Without including any pictures, give back all of the data exactly.

*** AVAILABLE DATA ***

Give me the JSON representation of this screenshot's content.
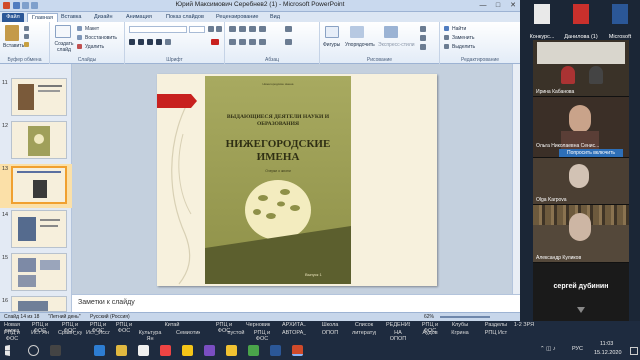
{
  "app": {
    "window_title": "Юрий Максимович Серебнев2 (1) - Microsoft PowerPoint",
    "window_controls": [
      "—",
      "□",
      "✕"
    ]
  },
  "ribbon_tabs": [
    {
      "label": "Файл"
    },
    {
      "label": "Главная"
    },
    {
      "label": "Вставка"
    },
    {
      "label": "Дизайн"
    },
    {
      "label": "Анимация"
    },
    {
      "label": "Показ слайдов"
    },
    {
      "label": "Рецензирование"
    },
    {
      "label": "Вид"
    }
  ],
  "ribbon": {
    "paste_label": "Вставить",
    "cut_label": "Вырезать",
    "copy_label": "Копировать",
    "format_label": "Формат",
    "create_slide_label": "Создать слайд",
    "layout_label": "Макет",
    "restore_label": "Восстановить",
    "delete_label": "Удалить",
    "shapes_label": "Фигуры",
    "arrange_label": "Упорядочить",
    "quick_styles_label": "Экспресс-стили",
    "find_label": "Найти",
    "replace_label": "Заменить",
    "select_label": "Выделить",
    "groups": {
      "clipboard": "Буфер обмена",
      "slides": "Слайды",
      "font": "Шрифт",
      "paragraph": "Абзац",
      "drawing": "Рисование",
      "editing": "Редактирование"
    }
  },
  "thumbnails": [
    {
      "number": "11"
    },
    {
      "number": "12"
    },
    {
      "number": "13"
    },
    {
      "number": "14"
    },
    {
      "number": "15"
    },
    {
      "number": "16"
    }
  ],
  "slide": {
    "cover_top_text": "Нижегородские имена",
    "cover_subtitle": "ВЫДАЮЩИЕСЯ ДЕЯТЕЛИ НАУКИ И ОБРАЗОВАНИЯ",
    "cover_title": "НИЖЕГОРОДСКИЕ ИМЕНА",
    "cover_small": "Очерки о жизни",
    "cover_volume": "Выпуск 1"
  },
  "notes_placeholder": "Заметки к слайду",
  "status": {
    "slide_counter": "Слайд 14 из 18",
    "theme": "\"Летний день\"",
    "language": "Русский (Россия)",
    "zoom": "62%"
  },
  "desktop_icons": [
    {
      "label": "Конкурс..."
    },
    {
      "label": "Данилова (1)"
    },
    {
      "label": "Microsoft"
    }
  ],
  "participants": [
    {
      "name": "Ирина Кабанова"
    },
    {
      "name": "Ольга Николаевна Сенис..."
    },
    {
      "name": "Попросить включить"
    },
    {
      "name": "Olga Karpova"
    },
    {
      "name": "Александр Куликов"
    },
    {
      "name": "сергей дубинин"
    }
  ],
  "taskbar_labels": [
    "Новая папка",
    "РПЦ и ФОС",
    "РПЦ и ФОС",
    "РПЦ и ФОС",
    "РПЦ и ФОС",
    "Китай",
    "РПЦ и ФОС",
    "Черновики",
    "АРХИТА...",
    "Школа",
    "Список",
    "РЕДЕНИЯ",
    "РПЦ и ФОС",
    "Клубы",
    "Разделы",
    "1-2 ЗРЯ"
  ],
  "taskbar_labels2": [
    "РПД и ФОС",
    "Ист Ян",
    "Сравн_культ...",
    "Ист_Исслед...",
    "Культура Ян",
    "Семиотика",
    "пустой",
    "РПЦ и ФОС",
    "АВТОРА_...",
    "ОПОП",
    "литератур...",
    "НА ОПОП",
    "Аудов",
    "Кгрина",
    "РПЦ Ист"
  ],
  "tray": {
    "lang": "РУС",
    "time": "11:03",
    "date": "15.12.2020"
  },
  "colors": {
    "file_tab": "#2b5797",
    "selection": "#f0a030",
    "book_green": "#9a9c52",
    "tree": "#f3ecbf",
    "red_ribbon": "#c8211e"
  }
}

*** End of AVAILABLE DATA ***

SOLUTION FOR THIS TASK:
Give me the JSON representation of this screenshot's content.
{
  "app": {
    "window_title": "Юрий Максимович Серебнев2 (1) - Microsoft PowerPoint",
    "window_controls": [
      "—",
      "□",
      "✕"
    ]
  },
  "ribbon_tabs": [
    {
      "label": "Файл"
    },
    {
      "label": "Главная"
    },
    {
      "label": "Вставка"
    },
    {
      "label": "Дизайн"
    },
    {
      "label": "Анимация"
    },
    {
      "label": "Показ слайдов"
    },
    {
      "label": "Рецензирование"
    },
    {
      "label": "Вид"
    }
  ],
  "ribbon": {
    "paste_label": "Вставить",
    "cut_label": "Вырезать",
    "copy_label": "Копировать",
    "format_label": "Формат",
    "create_slide_label": "Создать слайд",
    "layout_label": "Макет",
    "restore_label": "Восстановить",
    "delete_label": "Удалить",
    "shapes_label": "Фигуры",
    "arrange_label": "Упорядочить",
    "quick_styles_label": "Экспресс-стили",
    "find_label": "Найти",
    "replace_label": "Заменить",
    "select_label": "Выделить",
    "groups": {
      "clipboard": "Буфер обмена",
      "slides": "Слайды",
      "font": "Шрифт",
      "paragraph": "Абзац",
      "drawing": "Рисование",
      "editing": "Редактирование"
    }
  },
  "thumbnails": [
    {
      "number": "11"
    },
    {
      "number": "12"
    },
    {
      "number": "13"
    },
    {
      "number": "14"
    },
    {
      "number": "15"
    },
    {
      "number": "16"
    }
  ],
  "slide": {
    "cover_top_text": "Нижегородские имена",
    "cover_subtitle": "ВЫДАЮЩИЕСЯ ДЕЯТЕЛИ НАУКИ И ОБРАЗОВАНИЯ",
    "cover_title": "НИЖЕГОРОДСКИЕ ИМЕНА",
    "cover_small": "Очерки о жизни",
    "cover_volume": "Выпуск 1"
  },
  "notes_placeholder": "Заметки к слайду",
  "status": {
    "slide_counter": "Слайд 14 из 18",
    "theme": "\"Летний день\"",
    "language": "Русский (Россия)",
    "zoom": "62%"
  },
  "desktop_icons": [
    {
      "label": "Конкурс..."
    },
    {
      "label": "Данилова (1)"
    },
    {
      "label": "Microsoft"
    }
  ],
  "participants": [
    {
      "name": "Ирина Кабанова"
    },
    {
      "name": "Ольга Николаевна Сенис..."
    },
    {
      "name": "Попросить включить"
    },
    {
      "name": "Olga Karpova"
    },
    {
      "name": "Александр Куликов"
    },
    {
      "name": "сергей дубинин"
    }
  ],
  "taskbar_labels": [
    "Новая папка",
    "РПЦ и ФОС",
    "РПЦ и ФОС",
    "РПЦ и ФОС",
    "РПЦ и ФОС",
    "Китай",
    "РПЦ и ФОС",
    "Черновики",
    "АРХИТА...",
    "Школа",
    "Список",
    "РЕДЕНИЯ",
    "РПЦ и ФОС",
    "Клубы",
    "Разделы",
    "1-2 ЗРЯ"
  ],
  "taskbar_labels2": [
    "РПД и ФОС",
    "Ист Ян",
    "Сравн_культ...",
    "Ист_Исслед...",
    "Культура Ян",
    "Семиотика",
    "пустой",
    "РПЦ и ФОС",
    "АВТОРА_...",
    "ОПОП",
    "литератур...",
    "НА ОПОП",
    "Аудов",
    "Кгрина",
    "РПЦ Ист"
  ],
  "tray": {
    "lang": "РУС",
    "time": "11:03",
    "date": "15.12.2020"
  },
  "colors": {
    "file_tab": "#2b5797",
    "selection": "#f0a030",
    "book_green": "#9a9c52",
    "tree": "#f3ecbf",
    "red_ribbon": "#c8211e"
  }
}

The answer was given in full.